Since we have not seen their core code, we have no idea how flexible or well-written it is. From the exposed parts of the game, I would guess that it is rather well made.
The problem areas are in some of the design choices, and given the small staff and need for priorities I can understand that. I have, myself, lost more money on game startups than I like to think about. I think it was a bad decision to make one game release to cover the entire 1850-2000+ era. The effort is spread too thin. It would have been wiser to make a really polished 1850-1900 base game with a sufficient number of vehicles to enable realistic transport systems. Then, they would have been able to sell 1900-1950, 1950-2000 and 2000+ add-ons to create a sufficient cash flow to increase the development effort.
For me, the biggest disappointment is the unrealistic turn around of trains and the lack of proper freight train handling. Most freight trains do not stop at a platform to get loaded and unloaded like a passenger train. We should have a need for marshaling yards, shunting and sidings where cars are left for loading and unloading.

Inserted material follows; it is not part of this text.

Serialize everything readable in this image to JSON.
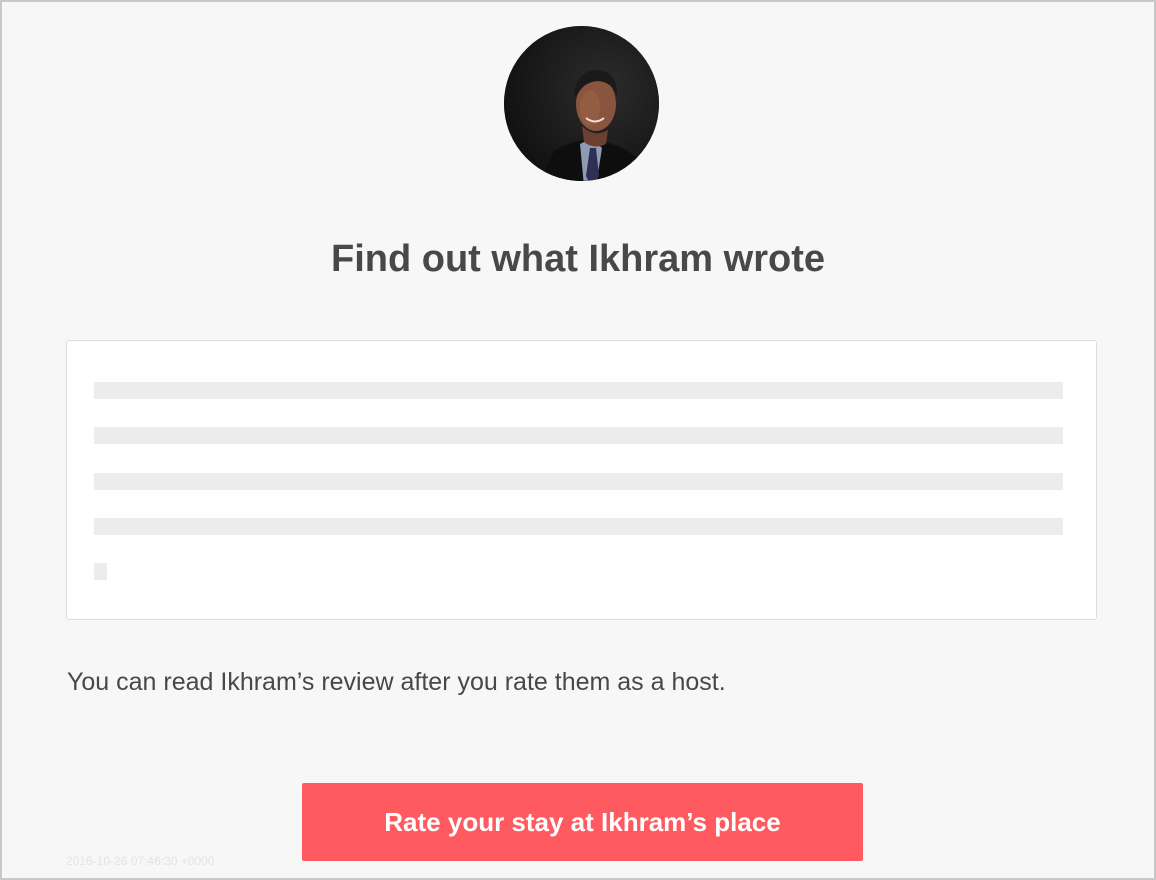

This kind of activities are demanding on game logic, but does not use much computer resources so it would not cause a performance hit.